► WGN America looks abroad for programming. To replace its high-end scripted originals, the Tribune-owned cabler picked up three low-cost dramas. The shift to foreign imports, especially from Canada, aims to cut programming costs.
TV Critics Debate: Summer 2017's highs and lows. Tim Goodman and Daniel Fienberg talk Twin Peaks and Game of Thrones, analyze Netflix's recent stumbles and rejoice in good new shows from unexpected places (Audience Network, anyone?).
In an interview in which Stephen Colbert repeatedly referred to his guest as "The Mooch," the host asked Anthony Scaramucci if he was "brought in just to get rid of" Reince Priebus, who was also ousted from the White House. Watch here.
What else we're reading...
— "Laura Ingraham is in line for a talk show on Fox News." Brian Stelter reports: "The addition of an Ingraham talk show could be part of a bigger-picture reshuffling of Fox News Channel's highly rated schedule." [CNN]
— "Books coverage after Michiko Kakutani." Boris Kachka's profile: "Why the world's most powerful book critic left the Times and what she's doing next." [New York]

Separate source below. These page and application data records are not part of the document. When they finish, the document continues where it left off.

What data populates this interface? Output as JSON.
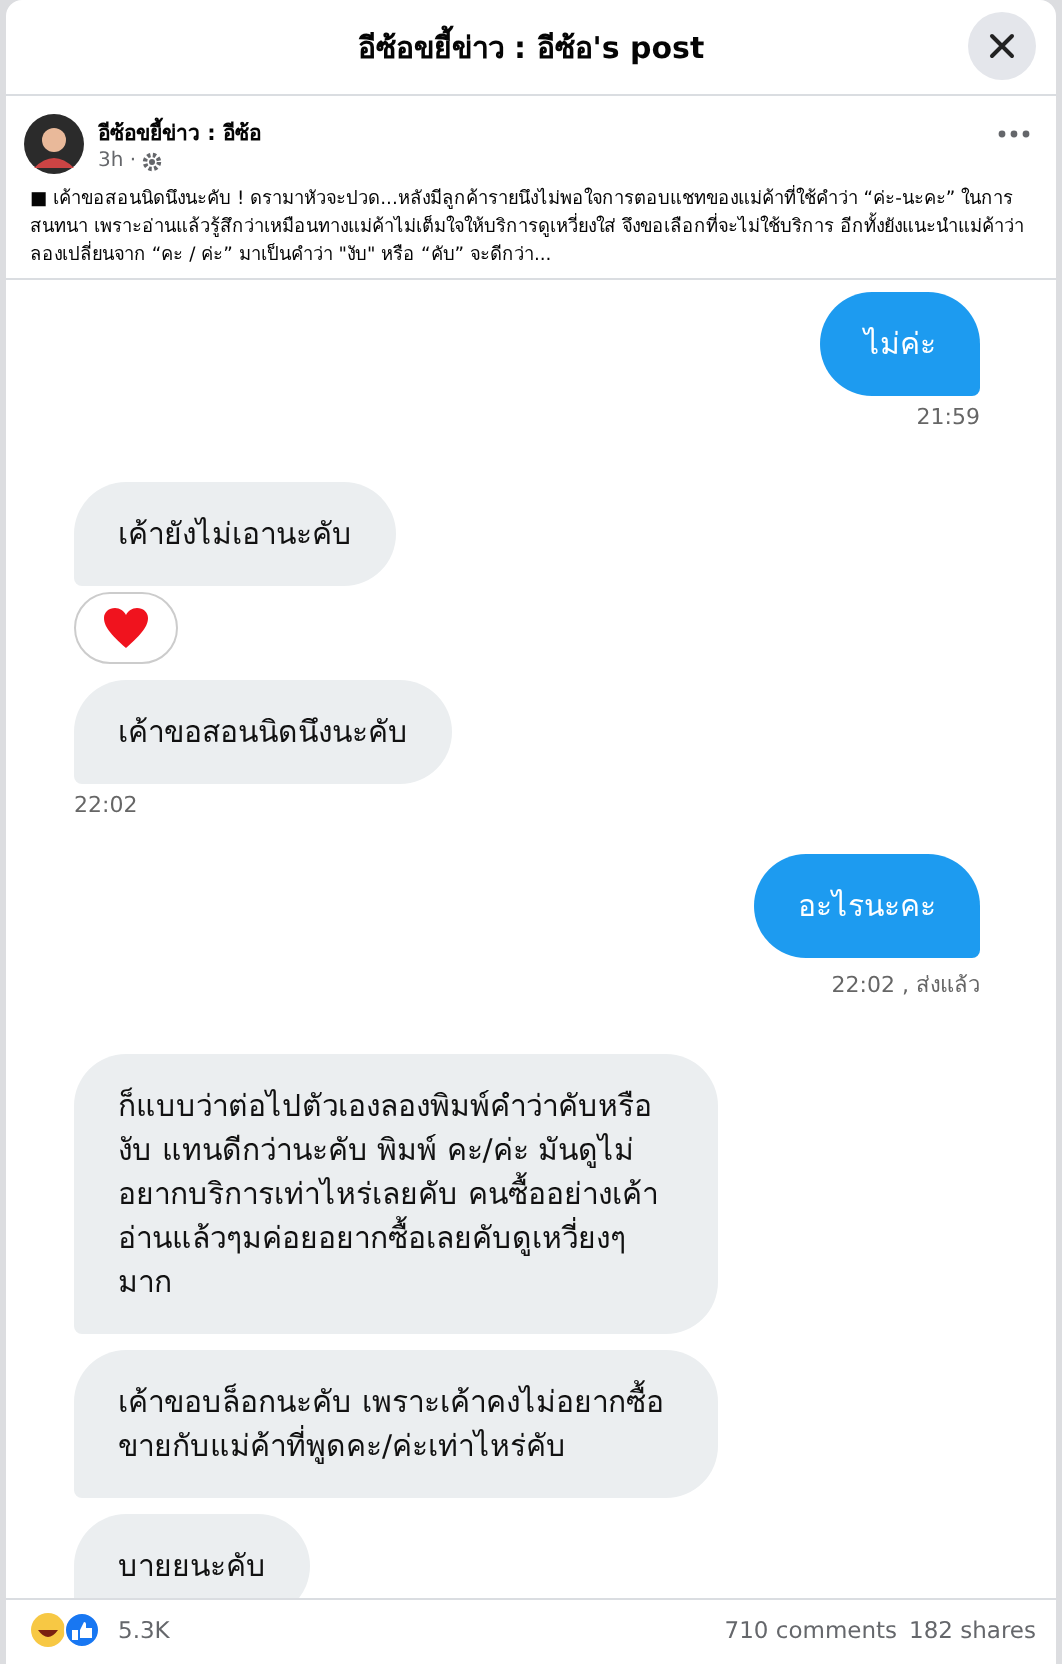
{
  "dialog": {
    "title": "อีซ้อขยี้ข่าว : อีซ้อ's post"
  },
  "post": {
    "author": "อีซ้อขยี้ข่าว : อีซ้อ",
    "time": "3h ·",
    "text": "■ เค้าขอสอนนิดนึงนะคับ ! ดรามาหัวจะปวด...หลังมีลูกค้ารายนึงไม่พอใจการตอบแชทของแม่ค้าที่ใช้คำว่า “ค่ะ-นะคะ” ในการสนทนา เพราะอ่านแล้วรู้สึกว่าเหมือนทางแม่ค้าไม่เต็มใจให้บริการดูเหวี่ยงใส่ จึงขอเลือกที่จะไม่ใช้บริการ อีกทั้งยังแนะนำแม่ค้าว่า ลองเปลี่ยนจาก “คะ / ค่ะ” มาเป็นคำว่า \"งับ\" หรือ “คับ” จะดีกว่า..."
  },
  "chat": [
    {
      "kind": "sent",
      "text": "ไม่ค่ะ",
      "time": "21:59"
    },
    {
      "kind": "received",
      "text": "เค้ายังไม่เอานะคับ"
    },
    {
      "kind": "reaction"
    },
    {
      "kind": "received",
      "text": "เค้าขอสอนนิดนึงนะคับ",
      "time": "22:02"
    },
    {
      "kind": "sent",
      "text": "อะไรนะคะ",
      "time": "22:02 , ส่งแล้ว"
    },
    {
      "kind": "received",
      "text": "ก็แบบว่าต่อไปตัวเองลองพิมพ์คำว่าคับหรืองับ แทนดีกว่านะคับ พิมพ์ คะ/ค่ะ มันดูไม่อยากบริการเท่าไหร่เลยคับ คนซื้ออย่างเค้าอ่านแล้วๆมค่อยอยากซื้อเลยคับดูเหวี่ยงๆมาก"
    },
    {
      "kind": "received",
      "text": "เค้าขอบล็อกนะคับ เพราะเค้าคงไม่อยากซื้อขายกับแม่ค้าที่พูดคะ/ค่ะเท่าไหร่คับ"
    },
    {
      "kind": "received",
      "text": "บายยนะคับ"
    }
  ],
  "stats": {
    "reactions": "5.3K",
    "comments": "710 comments",
    "shares": "182 shares"
  }
}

— "How A.I. is creating building blocks to reshape music." Cade Metz reports: "Project Magenta, a team at Google, is crossbreeding sounds from different instruments based on neural networks." [The New York Times]
— "Can The Hitman’s Bodyguard win the title of titles?" Michael Salfino notes: "The Ryan Reynolds-Samuel L. Jackson movie follows a long line of ‘The Someone’s Something’ films." [The Wall Street Journal]
— "Mike Judge: Trump makes Idiocracy look 'optimistic." Matt Wilstein notes: "The writer/director didn’t think things would get this bad for another 500 years." [The Daily Beast]
Today's birthdays: Jennifer Lawrence, 27, Ben Affleck, 45, Anthony Anderson, 47, Debra Messing, 49, Peter Hermann, 50, Alejandro González Iñárritu, 54.